_Problem details_:
Where the word "связи" occurs in a line of the data, return the whole line.

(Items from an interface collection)
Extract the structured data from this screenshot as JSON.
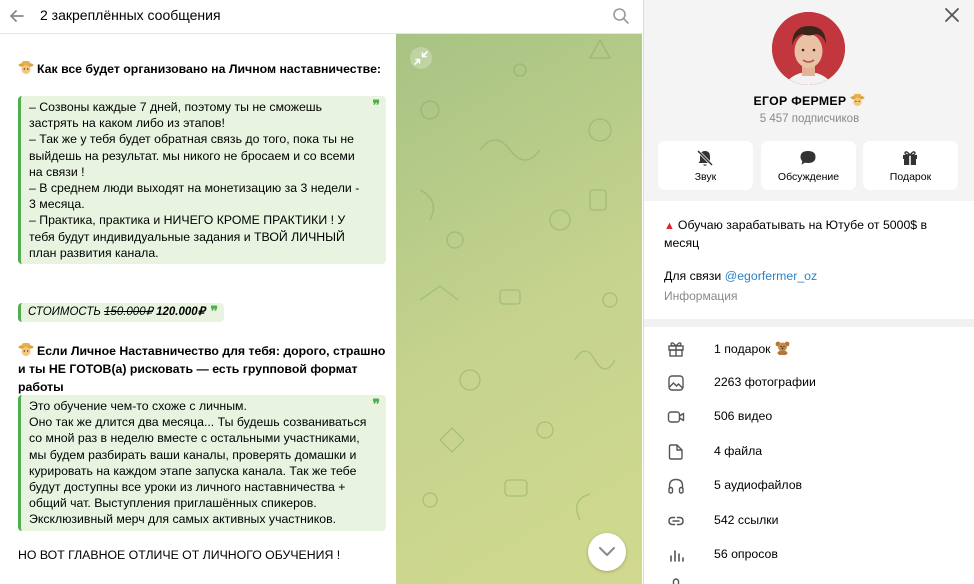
{
  "topbar": {
    "back_icon": "arrow-left-icon",
    "title": "2 закреплённых сообщения",
    "search_icon": "search-icon"
  },
  "messages": {
    "heading_1": "Как все будет организовано на Личном наставничестве:",
    "quote_1_lines": [
      "– Созвоны каждые 7 дней, поэтому ты не сможешь застрять на каком либо из этапов!",
      "– Так же у тебя будет обратная связь до того, пока ты не выйдешь на результат. мы никого не бросаем и со всеми на связи !",
      "– В среднем люди выходят на монетизацию за 3 недели - 3 месяца.",
      "– Практика, практика и НИЧЕГО КРОМЕ ПРАКТИКИ ! У тебя будут индивидуальные задания и ТВОЙ ЛИЧНЫЙ план развития канала."
    ],
    "price_label": "СТОИМОСТЬ",
    "price_old": "150.000₽",
    "price_new": "120.000₽",
    "heading_2": "Если Личное Наставничество для тебя: дорого, страшно и ты НЕ ГОТОВ(а) рисковать — есть групповой формат работы",
    "quote_2_lines": [
      "Это обучение чем-то схоже с личным.",
      "Оно так же длится два месяца... Ты будешь созваниваться со мной раз в неделю вместе с остальными участниками, мы будем разбирать ваши каналы, проверять домашки и курировать на каждом этапе запуска канала. Так же тебе будут доступны все уроки из личного наставничества + общий чат. Выступления приглашённых спикеров.",
      "Эксклюзивный мерч для самых активных участников."
    ],
    "final_line": "НО ВОТ ГЛАВНОЕ ОТЛИЧЕ ОТ ЛИЧНОГО ОБУЧЕНИЯ !"
  },
  "colors": {
    "accent_green": "#4fae4e",
    "quote_bg": "#e8f4e0",
    "link_blue": "#2b82c8",
    "avatar_bg": "#c2363e"
  },
  "profile": {
    "close_icon": "close-icon",
    "channel_name": "ЕГОР ФЕРМЕР",
    "subscribers": "5 457 подписчиков",
    "actions": [
      {
        "icon": "bell-off-icon",
        "label": "Звук"
      },
      {
        "icon": "chat-bubble-icon",
        "label": "Обсуждение"
      },
      {
        "icon": "gift-icon",
        "label": "Подарок"
      }
    ],
    "about": "Обучаю зарабатывать на Ютубе от 5000$ в месяц",
    "contact_prefix": "Для связи",
    "contact_link": "@egorfermer_oz",
    "info_label": "Информация",
    "media": [
      {
        "icon": "gift-icon",
        "label": "1 подарок"
      },
      {
        "icon": "photo-icon",
        "label": "2263 фотографии"
      },
      {
        "icon": "video-icon",
        "label": "506 видео"
      },
      {
        "icon": "file-icon",
        "label": "4 файла"
      },
      {
        "icon": "headphones-icon",
        "label": "5 аудиофайлов"
      },
      {
        "icon": "link-icon",
        "label": "542 ссылки"
      },
      {
        "icon": "poll-icon",
        "label": "56 опросов"
      }
    ]
  }
}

_Solved exercise_:
      "– Так же у тебя будет обратная связь до того, пока ты не выйдешь на результат. мы никого не бросаем и со всеми на связи !",
    "contact_prefix": "Для связи",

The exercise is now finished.